When handling large amounts of texts it is important to automatize the process as much as possible. When compiling the Estonian Reference Corpus, the initial plan was to develop a program that would extract the texts from the web, convert them from HTML to TEI (Text Encoding Initiative) format, annotate parts of texts (headings, paragraphs, and sentences), and would check the accordance with SGML (Standard Generalized Markup Language) standard. After this, it is possible to lemmatize and disambiguate the texts with morphology analyzer. The final result would have been parsed texts that can be searched for lemmas, word forms, and random strings. Currently, the corpus is pared but not lemmatized.
However, the texts available on the internet (especially the journalistic texts) turned out to vary tremendously as for their format. Therefore, no single program is capable of converting them.
Representativeness and balancedness are key notions in corpus linguistics. A representative and balanced corpus should include all (or most) text classes that are prominent in a certain culture in a certain period of time and these text classes should be represented in the corpus in accordance with their prominence. In reality, representativeness and balancedness are becoming less important as the size of the corpora keeps growing. Truly large representative corpora are quite rare; British National Corpus is an example of such a corpus.
Based on the Estonian Reference Corpus, a smaller (more) balanced corpus has been compiled. This is referred to as The Balanced Corpus of Estonian consists of three sub-corpora - journalistic texts, fiction, and scientific texts - each 5 million words.
Because the Balanced Corpus of Estonian is a part of the Estonian Reference Corpus, it is possible to get the same sentence twice as a result of a single query. In order to avoid that, the searches from the Balanced Corpus of Estonian can be made as separate queries.
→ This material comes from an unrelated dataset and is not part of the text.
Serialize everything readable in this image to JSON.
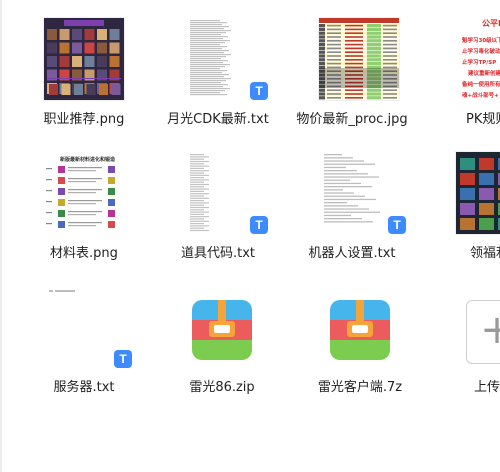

The Estonian Reference Corpus is no longer the largest Estonian corpus. Today the largest corpus available for Estonian language is etTenTen, a corpus collected from the Internet, compiled in co-operation of the Institute of Estonian Language and Lexical Computing Ltd. etTenTen can be found on Keeleveeb's webpage.